Exercise requirements: A complete and exact copy of the entries below is the expected result.

Excerpted records:
== Segment start ==

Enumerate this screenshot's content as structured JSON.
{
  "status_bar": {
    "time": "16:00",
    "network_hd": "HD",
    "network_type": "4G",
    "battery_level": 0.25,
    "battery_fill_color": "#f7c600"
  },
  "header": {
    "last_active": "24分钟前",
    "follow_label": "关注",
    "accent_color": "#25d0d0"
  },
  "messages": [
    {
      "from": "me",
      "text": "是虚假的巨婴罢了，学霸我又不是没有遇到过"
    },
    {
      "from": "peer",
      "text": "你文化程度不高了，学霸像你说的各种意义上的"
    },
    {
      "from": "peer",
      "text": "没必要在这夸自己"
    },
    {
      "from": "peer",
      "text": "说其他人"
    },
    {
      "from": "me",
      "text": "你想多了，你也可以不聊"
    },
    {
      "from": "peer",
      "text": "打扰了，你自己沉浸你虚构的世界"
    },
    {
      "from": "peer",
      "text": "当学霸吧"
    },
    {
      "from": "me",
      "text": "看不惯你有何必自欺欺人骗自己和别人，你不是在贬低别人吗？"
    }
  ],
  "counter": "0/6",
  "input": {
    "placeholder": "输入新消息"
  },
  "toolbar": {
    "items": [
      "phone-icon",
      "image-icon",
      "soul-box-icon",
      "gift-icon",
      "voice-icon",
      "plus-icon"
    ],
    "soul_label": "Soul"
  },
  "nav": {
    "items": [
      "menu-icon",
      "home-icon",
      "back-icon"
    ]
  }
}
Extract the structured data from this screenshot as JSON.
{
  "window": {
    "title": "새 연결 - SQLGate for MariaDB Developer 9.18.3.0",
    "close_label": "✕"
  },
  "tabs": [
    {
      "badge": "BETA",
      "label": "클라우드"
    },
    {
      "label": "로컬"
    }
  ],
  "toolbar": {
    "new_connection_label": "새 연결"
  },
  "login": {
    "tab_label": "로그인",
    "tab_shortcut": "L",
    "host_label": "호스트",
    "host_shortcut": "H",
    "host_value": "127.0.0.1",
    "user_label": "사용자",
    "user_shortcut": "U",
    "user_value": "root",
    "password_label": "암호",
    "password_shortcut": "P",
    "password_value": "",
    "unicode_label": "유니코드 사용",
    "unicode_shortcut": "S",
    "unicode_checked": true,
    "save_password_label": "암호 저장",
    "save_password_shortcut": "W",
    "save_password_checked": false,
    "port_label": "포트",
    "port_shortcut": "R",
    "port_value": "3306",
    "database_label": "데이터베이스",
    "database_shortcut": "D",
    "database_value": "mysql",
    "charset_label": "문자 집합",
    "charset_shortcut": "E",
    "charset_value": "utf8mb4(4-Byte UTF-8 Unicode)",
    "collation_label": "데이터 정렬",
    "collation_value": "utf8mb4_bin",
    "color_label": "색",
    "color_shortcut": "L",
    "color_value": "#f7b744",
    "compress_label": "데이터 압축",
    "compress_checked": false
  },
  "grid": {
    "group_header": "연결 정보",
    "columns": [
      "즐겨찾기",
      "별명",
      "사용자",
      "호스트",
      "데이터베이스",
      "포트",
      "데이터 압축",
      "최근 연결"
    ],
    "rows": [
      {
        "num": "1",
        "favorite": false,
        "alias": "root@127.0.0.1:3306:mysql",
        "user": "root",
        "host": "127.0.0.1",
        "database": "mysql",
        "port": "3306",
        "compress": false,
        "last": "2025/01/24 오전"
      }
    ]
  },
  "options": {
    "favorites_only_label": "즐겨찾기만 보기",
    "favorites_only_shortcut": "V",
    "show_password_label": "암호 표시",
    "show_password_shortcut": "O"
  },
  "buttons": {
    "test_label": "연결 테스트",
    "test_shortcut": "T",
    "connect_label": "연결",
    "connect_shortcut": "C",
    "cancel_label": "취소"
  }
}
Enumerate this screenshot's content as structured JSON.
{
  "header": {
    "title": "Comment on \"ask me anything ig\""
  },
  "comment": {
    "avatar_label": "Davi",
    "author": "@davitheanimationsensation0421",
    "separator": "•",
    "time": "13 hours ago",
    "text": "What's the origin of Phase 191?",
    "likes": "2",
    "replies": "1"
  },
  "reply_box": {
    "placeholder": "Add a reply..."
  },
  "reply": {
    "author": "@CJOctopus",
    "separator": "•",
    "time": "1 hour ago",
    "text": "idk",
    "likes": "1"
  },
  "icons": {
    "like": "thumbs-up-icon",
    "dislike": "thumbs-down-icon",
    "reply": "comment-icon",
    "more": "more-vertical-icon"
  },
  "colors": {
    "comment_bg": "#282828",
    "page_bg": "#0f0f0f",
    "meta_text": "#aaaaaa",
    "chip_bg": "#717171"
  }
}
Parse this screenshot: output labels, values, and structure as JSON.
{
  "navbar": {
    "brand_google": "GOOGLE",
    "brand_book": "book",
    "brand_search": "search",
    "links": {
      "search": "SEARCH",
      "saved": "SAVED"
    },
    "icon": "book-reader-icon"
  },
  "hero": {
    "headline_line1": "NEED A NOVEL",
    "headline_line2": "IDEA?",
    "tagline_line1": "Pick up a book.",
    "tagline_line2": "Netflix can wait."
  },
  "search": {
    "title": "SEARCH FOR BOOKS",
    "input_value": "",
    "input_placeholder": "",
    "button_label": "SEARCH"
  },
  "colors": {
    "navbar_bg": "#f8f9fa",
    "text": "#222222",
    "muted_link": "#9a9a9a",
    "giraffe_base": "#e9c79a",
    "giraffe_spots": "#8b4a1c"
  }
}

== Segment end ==

Response area:
Enumerate this screenshot's content as structured JSON.
{
  "status_bar": {
    "time": "16:00",
    "network_hd": "HD",
    "network_type": "4G",
    "battery_level": 0.25,
    "battery_fill_color": "#f7c600"
  },
  "header": {
    "last_active": "24分钟前",
    "follow_label": "关注",
    "accent_color": "#25d0d0"
  },
  "messages": [
    {
      "from": "me",
      "text": "是虚假的巨婴罢了，学霸我又不是没有遇到过"
    },
    {
      "from": "peer",
      "text": "你文化程度不高了，学霸像你说的各种意义上的"
    },
    {
      "from": "peer",
      "text": "没必要在这夸自己"
    },
    {
      "from": "peer",
      "text": "说其他人"
    },
    {
      "from": "me",
      "text": "你想多了，你也可以不聊"
    },
    {
      "from": "peer",
      "text": "打扰了，你自己沉浸你虚构的世界"
    },
    {
      "from": "peer",
      "text": "当学霸吧"
    },
    {
      "from": "me",
      "text": "看不惯你有何必自欺欺人骗自己和别人，你不是在贬低别人吗？"
    }
  ],
  "counter": "0/6",
  "input": {
    "placeholder": "输入新消息"
  },
  "toolbar": {
    "items": [
      "phone-icon",
      "image-icon",
      "soul-box-icon",
      "gift-icon",
      "voice-icon",
      "plus-icon"
    ],
    "soul_label": "Soul"
  },
  "nav": {
    "items": [
      "menu-icon",
      "home-icon",
      "back-icon"
    ]
  }
}
Extract the structured data from this screenshot as JSON.
{
  "window": {
    "title": "새 연결 - SQLGate for MariaDB Developer 9.18.3.0",
    "close_label": "✕"
  },
  "tabs": [
    {
      "badge": "BETA",
      "label": "클라우드"
    },
    {
      "label": "로컬"
    }
  ],
  "toolbar": {
    "new_connection_label": "새 연결"
  },
  "login": {
    "tab_label": "로그인",
    "tab_shortcut": "L",
    "host_label": "호스트",
    "host_shortcut": "H",
    "host_value": "127.0.0.1",
    "user_label": "사용자",
    "user_shortcut": "U",
    "user_value": "root",
    "password_label": "암호",
    "password_shortcut": "P",
    "password_value": "",
    "unicode_label": "유니코드 사용",
    "unicode_shortcut": "S",
    "unicode_checked": true,
    "save_password_label": "암호 저장",
    "save_password_shortcut": "W",
    "save_password_checked": false,
    "port_label": "포트",
    "port_shortcut": "R",
    "port_value": "3306",
    "database_label": "데이터베이스",
    "database_shortcut": "D",
    "database_value": "mysql",
    "charset_label": "문자 집합",
    "charset_shortcut": "E",
    "charset_value": "utf8mb4(4-Byte UTF-8 Unicode)",
    "collation_label": "데이터 정렬",
    "collation_value": "utf8mb4_bin",
    "color_label": "색",
    "color_shortcut": "L",
    "color_value": "#f7b744",
    "compress_label": "데이터 압축",
    "compress_checked": false
  },
  "grid": {
    "group_header": "연결 정보",
    "columns": [
      "즐겨찾기",
      "별명",
      "사용자",
      "호스트",
      "데이터베이스",
      "포트",
      "데이터 압축",
      "최근 연결"
    ],
    "rows": [
      {
        "num": "1",
        "favorite": false,
        "alias": "root@127.0.0.1:3306:mysql",
        "user": "root",
        "host": "127.0.0.1",
        "database": "mysql",
        "port": "3306",
        "compress": false,
        "last": "2025/01/24 오전"
      }
    ]
  },
  "options": {
    "favorites_only_label": "즐겨찾기만 보기",
    "favorites_only_shortcut": "V",
    "show_password_label": "암호 표시",
    "show_password_shortcut": "O"
  },
  "buttons": {
    "test_label": "연결 테스트",
    "test_shortcut": "T",
    "connect_label": "연결",
    "connect_shortcut": "C",
    "cancel_label": "취소"
  }
}
Enumerate this screenshot's content as structured JSON.
{
  "header": {
    "title": "Comment on \"ask me anything ig\""
  },
  "comment": {
    "avatar_label": "Davi",
    "author": "@davitheanimationsensation0421",
    "separator": "•",
    "time": "13 hours ago",
    "text": "What's the origin of Phase 191?",
    "likes": "2",
    "replies": "1"
  },
  "reply_box": {
    "placeholder": "Add a reply..."
  },
  "reply": {
    "author": "@CJOctopus",
    "separator": "•",
    "time": "1 hour ago",
    "text": "idk",
    "likes": "1"
  },
  "icons": {
    "like": "thumbs-up-icon",
    "dislike": "thumbs-down-icon",
    "reply": "comment-icon",
    "more": "more-vertical-icon"
  },
  "colors": {
    "comment_bg": "#282828",
    "page_bg": "#0f0f0f",
    "meta_text": "#aaaaaa",
    "chip_bg": "#717171"
  }
}
Parse this screenshot: output labels, values, and structure as JSON.
{
  "navbar": {
    "brand_google": "GOOGLE",
    "brand_book": "book",
    "brand_search": "search",
    "links": {
      "search": "SEARCH",
      "saved": "SAVED"
    },
    "icon": "book-reader-icon"
  },
  "hero": {
    "headline_line1": "NEED A NOVEL",
    "headline_line2": "IDEA?",
    "tagline_line1": "Pick up a book.",
    "tagline_line2": "Netflix can wait."
  },
  "search": {
    "title": "SEARCH FOR BOOKS",
    "input_value": "",
    "input_placeholder": "",
    "button_label": "SEARCH"
  },
  "colors": {
    "navbar_bg": "#f8f9fa",
    "text": "#222222",
    "muted_link": "#9a9a9a",
    "giraffe_base": "#e9c79a",
    "giraffe_spots": "#8b4a1c"
  }
}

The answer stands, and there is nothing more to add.